Recursive code like this can often be a little challenging to fully grasp at first so I think it’s worth sharing a pair of visualizations of mergesort that I find helpful. This first is a detailed step by step demonstration of mergesort running on a small list:

*A demonstration of how mergesort operates on small list.
CC BY-SA 3.0
courtesy of Swfung8 on wikipedia.org.*

I think that this graphic does a great job of showing how mergesort operates step-by-step: First breaking the list down and then successively building it back up. The second graphic really solidified my understanding of divide and conquer:

*Another visual representation of mergesort operating on dataset.*

This graphic uses a different style of visualization to demonstrate mergesort operating on a larger and more varied dataset. I find it almost hypnotic to watch as the chaotic initial state of the graph is broken up into tiny chunks that increasingly grow larger and more similar as they are trivially compared and combined with their neighbors until the array finally reaches a state of perfect order.

## Conclusion

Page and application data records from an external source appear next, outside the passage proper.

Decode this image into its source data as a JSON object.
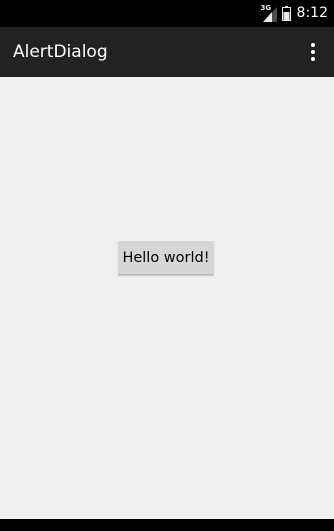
{
  "status_bar": {
    "network_type": "3G",
    "time": "8:12",
    "icons": [
      "signal-icon",
      "battery-icon"
    ]
  },
  "action_bar": {
    "title": "AlertDialog",
    "overflow_icon": "overflow-menu-icon"
  },
  "main": {
    "button_label": "Hello world!"
  },
  "colors": {
    "status_bar": "#000000",
    "action_bar": "#222222",
    "background": "#f0f0f0",
    "button": "#d6d6d6"
  }
}
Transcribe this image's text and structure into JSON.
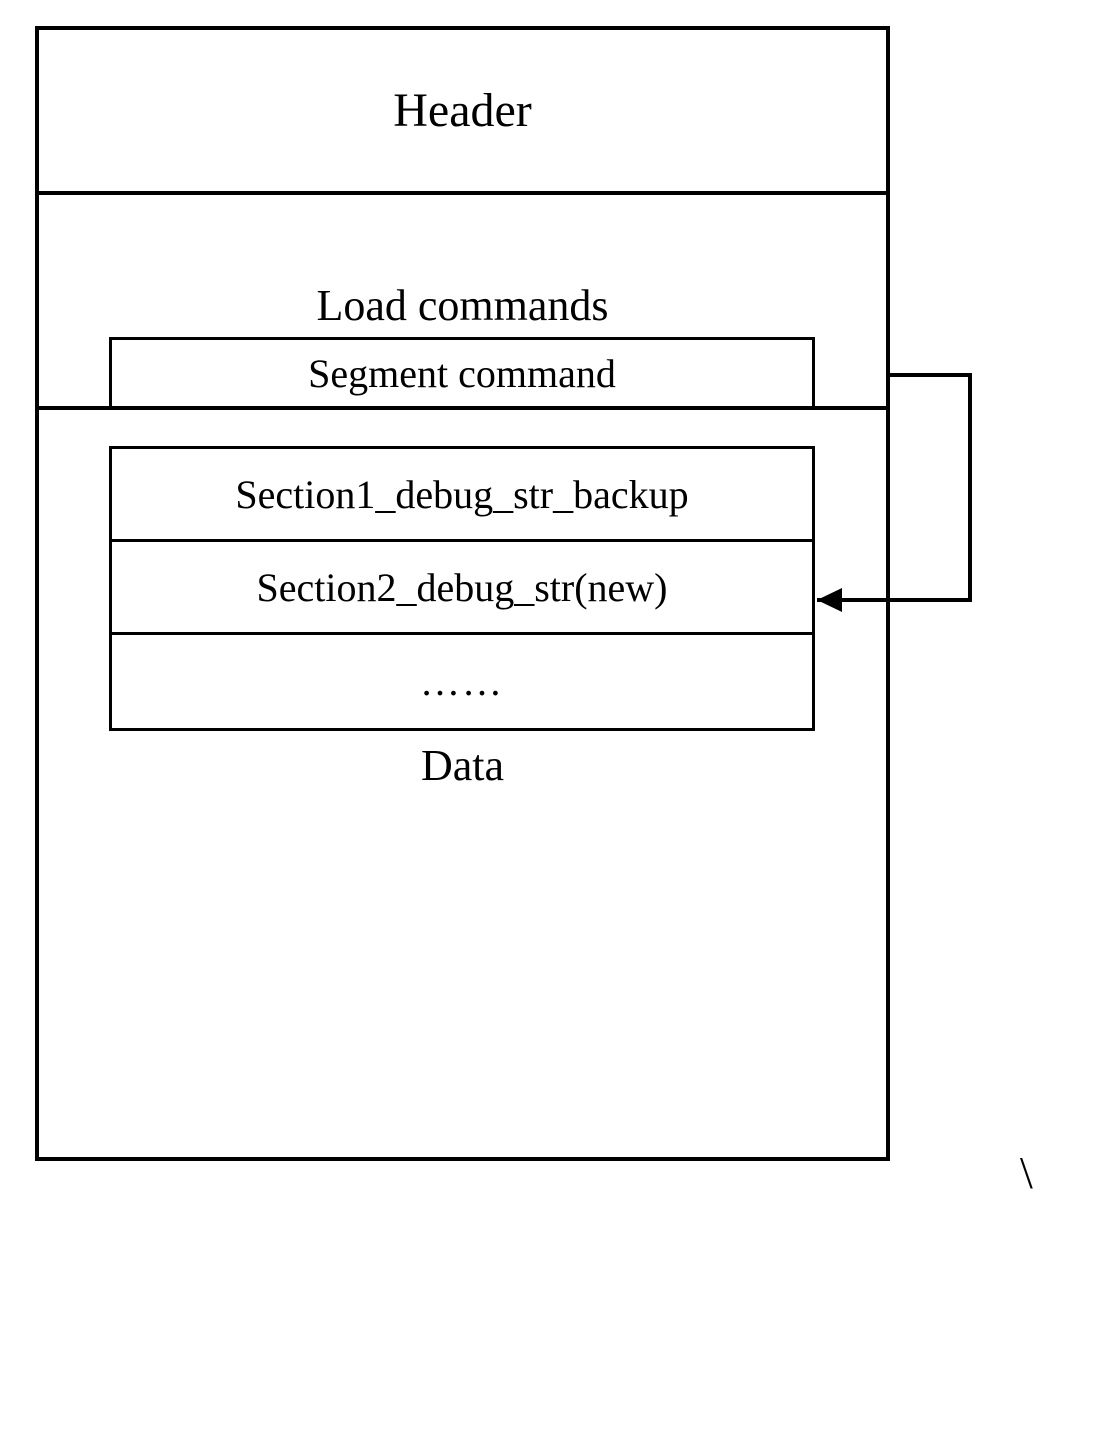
{
  "diagram": {
    "header": "Header",
    "load_commands_label": "Load commands",
    "segment_label": "Segment command",
    "sections": {
      "s1": "Section1_debug_str_backup",
      "s2": "Section2_debug_str(new)",
      "s3": "……"
    },
    "data_label": "Data"
  },
  "extras": {
    "backslash": "\\"
  }
}
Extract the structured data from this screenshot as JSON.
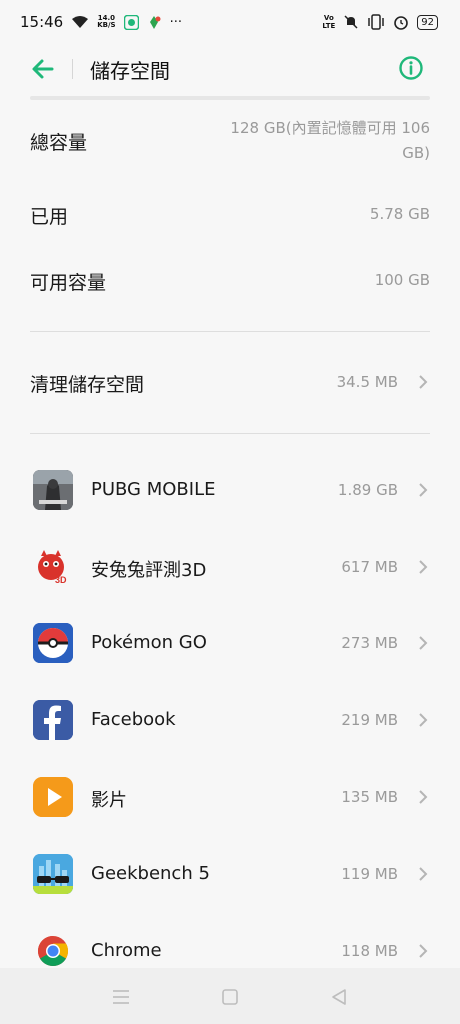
{
  "status_bar": {
    "time": "15:46",
    "net_speed_value": "14.0",
    "net_speed_unit": "KB/S",
    "volte_top": "Vo",
    "volte_bottom": "LTE",
    "battery": "92",
    "more": "···"
  },
  "header": {
    "title": "儲存空間"
  },
  "storage": {
    "total_label": "總容量",
    "total_value": "128 GB(內置記憶體可用 106 GB)",
    "used_label": "已用",
    "used_value": "5.78 GB",
    "available_label": "可用容量",
    "available_value": "100 GB",
    "clean_label": "清理儲存空間",
    "clean_value": "34.5 MB"
  },
  "apps": [
    {
      "name": "PUBG MOBILE",
      "size": "1.89 GB",
      "icon": "pubg-icon"
    },
    {
      "name": "安兔兔評測3D",
      "size": "617 MB",
      "icon": "antutu-3d-icon"
    },
    {
      "name": "Pokémon GO",
      "size": "273 MB",
      "icon": "pokeball-icon"
    },
    {
      "name": "Facebook",
      "size": "219 MB",
      "icon": "facebook-icon"
    },
    {
      "name": "影片",
      "size": "135 MB",
      "icon": "video-play-icon"
    },
    {
      "name": "Geekbench 5",
      "size": "119 MB",
      "icon": "geekbench-icon"
    },
    {
      "name": "Chrome",
      "size": "118 MB",
      "icon": "chrome-icon"
    }
  ],
  "colors": {
    "accent": "#1fb87a",
    "label": "#1a1a1a",
    "value": "#9a9a9a",
    "background": "#f7f7f7"
  },
  "icons": {
    "antutu_badge": "3D"
  }
}
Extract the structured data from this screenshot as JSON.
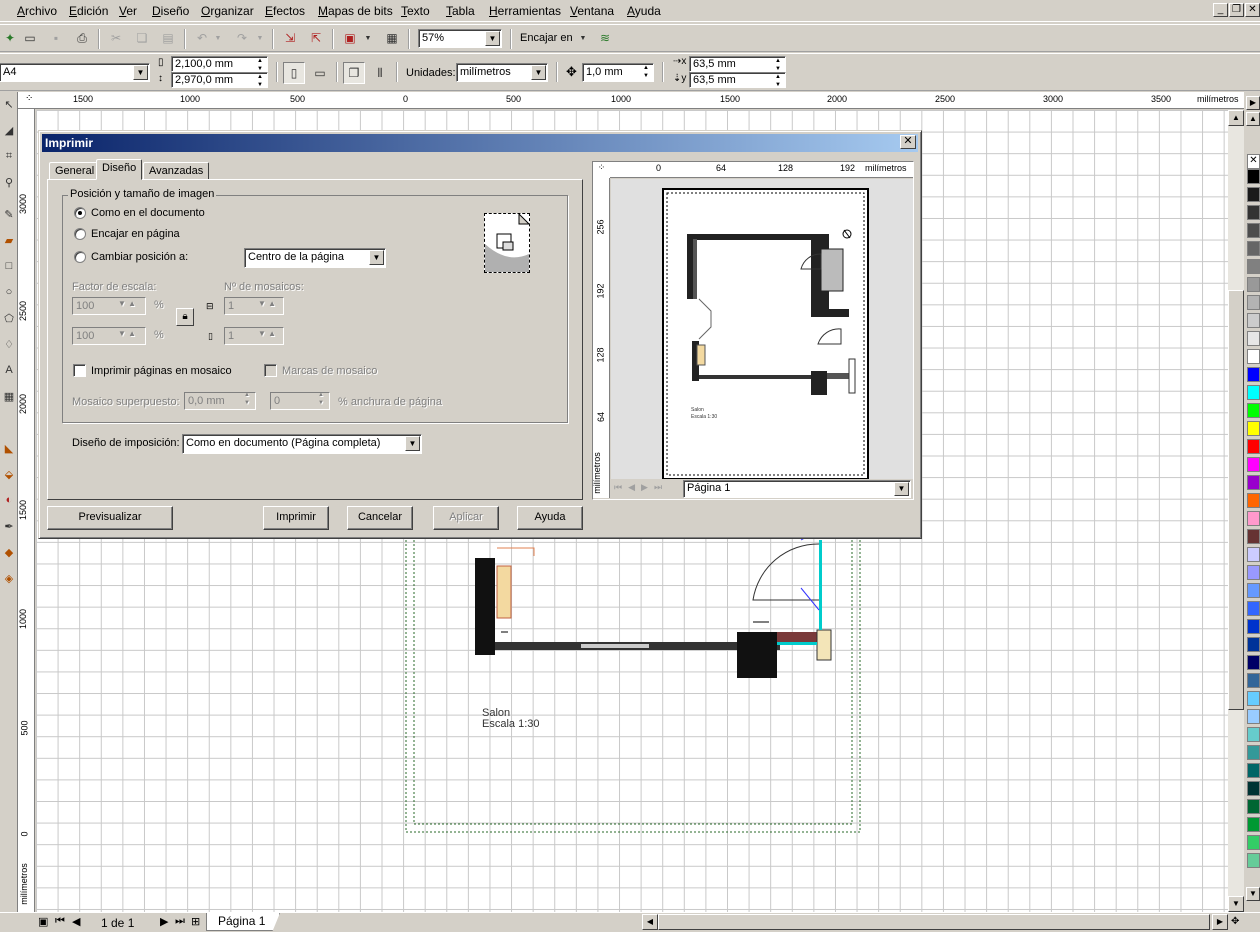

Mergesort is a nice alternative to quicksort in some circumstances and learning about some of the differences and similarities between the two has been a great way to suss out some of the finer points of not only sorting but of computer science algorithms more generally. As always, thanks for reading and please don’t hesitate to reach out to me if you’ve enjoyed what you’ve read or have any other feedback you’d like to share.